[[ Data shown open ]]

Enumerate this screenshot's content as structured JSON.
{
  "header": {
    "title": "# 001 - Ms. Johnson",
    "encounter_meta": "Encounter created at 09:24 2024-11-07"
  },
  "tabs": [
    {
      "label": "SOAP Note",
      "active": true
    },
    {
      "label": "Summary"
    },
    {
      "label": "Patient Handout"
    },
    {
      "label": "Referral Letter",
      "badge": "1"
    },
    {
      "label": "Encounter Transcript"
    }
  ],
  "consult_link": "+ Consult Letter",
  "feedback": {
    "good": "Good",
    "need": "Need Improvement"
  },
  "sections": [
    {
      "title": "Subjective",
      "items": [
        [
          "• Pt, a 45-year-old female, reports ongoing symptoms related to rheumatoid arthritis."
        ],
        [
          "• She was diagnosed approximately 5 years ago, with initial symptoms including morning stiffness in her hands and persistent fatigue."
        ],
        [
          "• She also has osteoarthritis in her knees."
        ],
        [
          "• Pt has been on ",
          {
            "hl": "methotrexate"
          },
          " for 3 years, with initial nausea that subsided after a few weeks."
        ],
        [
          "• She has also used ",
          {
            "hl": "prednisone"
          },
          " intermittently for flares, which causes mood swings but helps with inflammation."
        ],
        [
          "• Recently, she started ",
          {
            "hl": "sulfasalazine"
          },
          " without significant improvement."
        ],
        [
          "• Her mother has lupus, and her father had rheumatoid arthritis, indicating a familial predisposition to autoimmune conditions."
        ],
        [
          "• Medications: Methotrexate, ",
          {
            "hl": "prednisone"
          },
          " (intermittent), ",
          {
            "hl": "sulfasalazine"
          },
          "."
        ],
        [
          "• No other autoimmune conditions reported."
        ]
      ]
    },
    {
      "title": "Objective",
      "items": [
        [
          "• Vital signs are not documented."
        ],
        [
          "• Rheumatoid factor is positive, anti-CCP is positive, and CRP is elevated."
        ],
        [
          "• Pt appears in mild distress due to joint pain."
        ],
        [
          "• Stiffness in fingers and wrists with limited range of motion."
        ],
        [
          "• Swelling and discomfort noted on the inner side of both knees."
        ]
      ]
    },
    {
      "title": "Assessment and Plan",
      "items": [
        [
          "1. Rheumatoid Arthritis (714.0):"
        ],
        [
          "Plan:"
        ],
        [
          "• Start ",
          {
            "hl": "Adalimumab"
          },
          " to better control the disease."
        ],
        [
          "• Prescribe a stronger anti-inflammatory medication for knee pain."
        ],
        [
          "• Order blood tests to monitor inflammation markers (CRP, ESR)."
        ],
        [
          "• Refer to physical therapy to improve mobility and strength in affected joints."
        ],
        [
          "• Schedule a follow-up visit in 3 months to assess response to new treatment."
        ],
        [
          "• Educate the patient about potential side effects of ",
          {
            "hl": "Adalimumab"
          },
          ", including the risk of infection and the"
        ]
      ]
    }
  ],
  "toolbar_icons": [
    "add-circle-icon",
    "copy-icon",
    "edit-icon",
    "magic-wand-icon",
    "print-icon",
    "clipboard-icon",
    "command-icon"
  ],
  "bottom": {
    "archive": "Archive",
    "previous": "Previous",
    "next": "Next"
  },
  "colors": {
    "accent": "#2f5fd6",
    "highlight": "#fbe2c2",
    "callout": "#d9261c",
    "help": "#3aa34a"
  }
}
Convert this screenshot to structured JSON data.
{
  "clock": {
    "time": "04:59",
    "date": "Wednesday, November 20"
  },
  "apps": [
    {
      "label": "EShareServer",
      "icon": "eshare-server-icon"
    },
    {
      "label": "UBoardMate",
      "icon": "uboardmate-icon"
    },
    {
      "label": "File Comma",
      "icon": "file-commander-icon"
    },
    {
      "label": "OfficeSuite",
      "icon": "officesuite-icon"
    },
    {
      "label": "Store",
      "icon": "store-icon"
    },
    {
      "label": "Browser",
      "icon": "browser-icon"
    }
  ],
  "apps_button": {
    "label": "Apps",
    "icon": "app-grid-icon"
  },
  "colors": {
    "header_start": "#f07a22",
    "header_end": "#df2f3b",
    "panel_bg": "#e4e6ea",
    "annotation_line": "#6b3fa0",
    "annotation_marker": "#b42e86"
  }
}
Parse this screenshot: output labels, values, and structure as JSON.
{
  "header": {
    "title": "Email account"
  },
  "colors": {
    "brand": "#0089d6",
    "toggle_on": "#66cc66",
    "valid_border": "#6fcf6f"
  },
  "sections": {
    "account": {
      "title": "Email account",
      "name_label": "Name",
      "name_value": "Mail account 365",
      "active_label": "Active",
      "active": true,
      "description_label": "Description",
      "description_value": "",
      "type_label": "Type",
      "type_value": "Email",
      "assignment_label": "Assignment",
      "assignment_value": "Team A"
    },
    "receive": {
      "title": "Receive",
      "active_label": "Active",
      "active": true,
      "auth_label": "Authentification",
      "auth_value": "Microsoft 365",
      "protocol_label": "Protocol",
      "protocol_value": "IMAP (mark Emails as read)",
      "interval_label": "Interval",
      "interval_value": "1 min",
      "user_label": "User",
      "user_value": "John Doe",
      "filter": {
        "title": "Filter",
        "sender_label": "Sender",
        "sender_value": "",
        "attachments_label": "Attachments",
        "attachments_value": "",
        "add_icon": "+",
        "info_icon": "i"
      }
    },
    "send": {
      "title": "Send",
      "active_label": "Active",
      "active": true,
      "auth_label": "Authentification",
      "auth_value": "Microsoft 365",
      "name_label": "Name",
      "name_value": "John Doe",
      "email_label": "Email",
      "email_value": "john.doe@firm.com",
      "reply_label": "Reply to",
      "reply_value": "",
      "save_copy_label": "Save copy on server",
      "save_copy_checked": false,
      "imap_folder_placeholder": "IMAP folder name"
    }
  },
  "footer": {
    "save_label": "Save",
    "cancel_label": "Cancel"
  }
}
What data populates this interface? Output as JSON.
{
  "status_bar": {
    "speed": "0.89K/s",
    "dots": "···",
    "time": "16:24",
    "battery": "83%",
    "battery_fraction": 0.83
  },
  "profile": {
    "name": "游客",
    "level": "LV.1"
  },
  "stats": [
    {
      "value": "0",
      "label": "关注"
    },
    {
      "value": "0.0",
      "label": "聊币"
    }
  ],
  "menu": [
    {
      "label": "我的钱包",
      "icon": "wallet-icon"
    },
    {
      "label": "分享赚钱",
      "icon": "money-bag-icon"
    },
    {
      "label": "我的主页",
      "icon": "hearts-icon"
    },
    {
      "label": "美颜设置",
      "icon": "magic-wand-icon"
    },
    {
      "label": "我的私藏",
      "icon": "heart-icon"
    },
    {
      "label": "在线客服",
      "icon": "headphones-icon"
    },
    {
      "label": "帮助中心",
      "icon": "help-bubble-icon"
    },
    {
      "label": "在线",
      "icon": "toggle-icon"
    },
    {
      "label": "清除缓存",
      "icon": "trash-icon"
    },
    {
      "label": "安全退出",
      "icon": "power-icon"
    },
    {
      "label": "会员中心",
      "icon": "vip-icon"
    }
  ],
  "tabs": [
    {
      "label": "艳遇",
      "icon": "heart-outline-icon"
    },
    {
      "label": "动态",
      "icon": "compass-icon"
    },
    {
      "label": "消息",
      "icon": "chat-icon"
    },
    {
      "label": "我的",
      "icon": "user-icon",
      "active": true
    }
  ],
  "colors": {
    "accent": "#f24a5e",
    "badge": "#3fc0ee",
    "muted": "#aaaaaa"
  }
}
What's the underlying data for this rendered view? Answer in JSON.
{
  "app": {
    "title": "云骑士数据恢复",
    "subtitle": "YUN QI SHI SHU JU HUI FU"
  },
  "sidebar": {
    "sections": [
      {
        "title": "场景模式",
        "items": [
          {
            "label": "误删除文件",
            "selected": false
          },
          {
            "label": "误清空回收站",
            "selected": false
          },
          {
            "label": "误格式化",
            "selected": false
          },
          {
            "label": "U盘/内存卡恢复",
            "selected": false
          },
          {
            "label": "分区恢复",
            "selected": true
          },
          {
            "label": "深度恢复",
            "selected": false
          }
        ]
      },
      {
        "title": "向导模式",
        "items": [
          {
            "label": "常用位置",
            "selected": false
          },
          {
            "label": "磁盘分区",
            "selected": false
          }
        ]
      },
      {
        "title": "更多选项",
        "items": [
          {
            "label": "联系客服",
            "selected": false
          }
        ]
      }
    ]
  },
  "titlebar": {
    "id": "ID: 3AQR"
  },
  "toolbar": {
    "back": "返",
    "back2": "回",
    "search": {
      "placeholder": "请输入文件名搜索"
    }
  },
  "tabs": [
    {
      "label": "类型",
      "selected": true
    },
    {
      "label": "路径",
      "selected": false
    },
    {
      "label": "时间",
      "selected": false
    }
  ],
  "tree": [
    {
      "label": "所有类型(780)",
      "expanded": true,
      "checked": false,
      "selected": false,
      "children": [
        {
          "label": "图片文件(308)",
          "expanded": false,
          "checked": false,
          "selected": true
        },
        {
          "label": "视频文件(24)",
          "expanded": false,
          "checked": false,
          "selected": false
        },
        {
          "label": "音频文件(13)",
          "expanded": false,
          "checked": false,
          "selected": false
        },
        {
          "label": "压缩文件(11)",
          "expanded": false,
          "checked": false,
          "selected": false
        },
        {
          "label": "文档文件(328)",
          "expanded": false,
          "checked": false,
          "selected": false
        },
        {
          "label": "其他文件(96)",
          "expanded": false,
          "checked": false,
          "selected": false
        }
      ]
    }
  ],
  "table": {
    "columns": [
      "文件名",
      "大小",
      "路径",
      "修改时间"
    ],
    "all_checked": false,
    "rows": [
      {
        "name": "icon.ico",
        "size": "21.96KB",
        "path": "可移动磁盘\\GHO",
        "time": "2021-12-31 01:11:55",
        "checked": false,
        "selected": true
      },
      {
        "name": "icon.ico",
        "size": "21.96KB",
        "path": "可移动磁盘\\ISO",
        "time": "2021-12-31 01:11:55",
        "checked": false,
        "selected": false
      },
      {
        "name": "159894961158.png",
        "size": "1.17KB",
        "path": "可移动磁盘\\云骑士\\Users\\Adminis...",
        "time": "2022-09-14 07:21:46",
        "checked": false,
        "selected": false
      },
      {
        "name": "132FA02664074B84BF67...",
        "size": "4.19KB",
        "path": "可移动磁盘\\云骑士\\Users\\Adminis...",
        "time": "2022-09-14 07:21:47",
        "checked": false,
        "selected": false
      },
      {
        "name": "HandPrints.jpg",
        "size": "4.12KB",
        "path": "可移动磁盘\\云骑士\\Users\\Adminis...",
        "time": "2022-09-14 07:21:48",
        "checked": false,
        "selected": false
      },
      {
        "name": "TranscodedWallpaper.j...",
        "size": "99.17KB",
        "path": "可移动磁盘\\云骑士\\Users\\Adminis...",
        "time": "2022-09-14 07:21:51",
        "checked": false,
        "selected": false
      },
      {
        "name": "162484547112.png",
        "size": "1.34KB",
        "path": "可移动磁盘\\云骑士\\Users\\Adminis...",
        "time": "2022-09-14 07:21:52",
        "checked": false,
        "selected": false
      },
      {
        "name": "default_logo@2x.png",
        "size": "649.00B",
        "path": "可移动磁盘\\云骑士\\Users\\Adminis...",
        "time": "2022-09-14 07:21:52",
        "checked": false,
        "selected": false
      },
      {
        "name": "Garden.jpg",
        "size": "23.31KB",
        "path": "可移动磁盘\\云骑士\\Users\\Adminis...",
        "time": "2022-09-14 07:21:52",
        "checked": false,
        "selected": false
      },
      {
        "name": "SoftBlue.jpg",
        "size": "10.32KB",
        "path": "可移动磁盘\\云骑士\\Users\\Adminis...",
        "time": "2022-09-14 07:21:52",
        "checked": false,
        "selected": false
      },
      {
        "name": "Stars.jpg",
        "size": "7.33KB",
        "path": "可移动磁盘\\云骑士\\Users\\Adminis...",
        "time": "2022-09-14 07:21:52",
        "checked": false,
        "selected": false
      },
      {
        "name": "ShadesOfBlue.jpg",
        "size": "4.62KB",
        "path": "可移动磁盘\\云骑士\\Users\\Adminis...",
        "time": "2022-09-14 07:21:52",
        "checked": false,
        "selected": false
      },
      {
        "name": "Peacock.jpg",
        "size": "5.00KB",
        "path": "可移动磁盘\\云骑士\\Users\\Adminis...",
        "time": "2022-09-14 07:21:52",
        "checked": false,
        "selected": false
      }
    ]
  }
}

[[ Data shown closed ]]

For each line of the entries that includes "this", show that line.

Enumerate this screenshot's content as structured JSON.
Convert this screenshot to structured JSON data.
Parse this screenshot: output labels, values, and structure as JSON.
What data populates this interface? Output as JSON.
What's the underlying data for this rendered view? Answer in JSON.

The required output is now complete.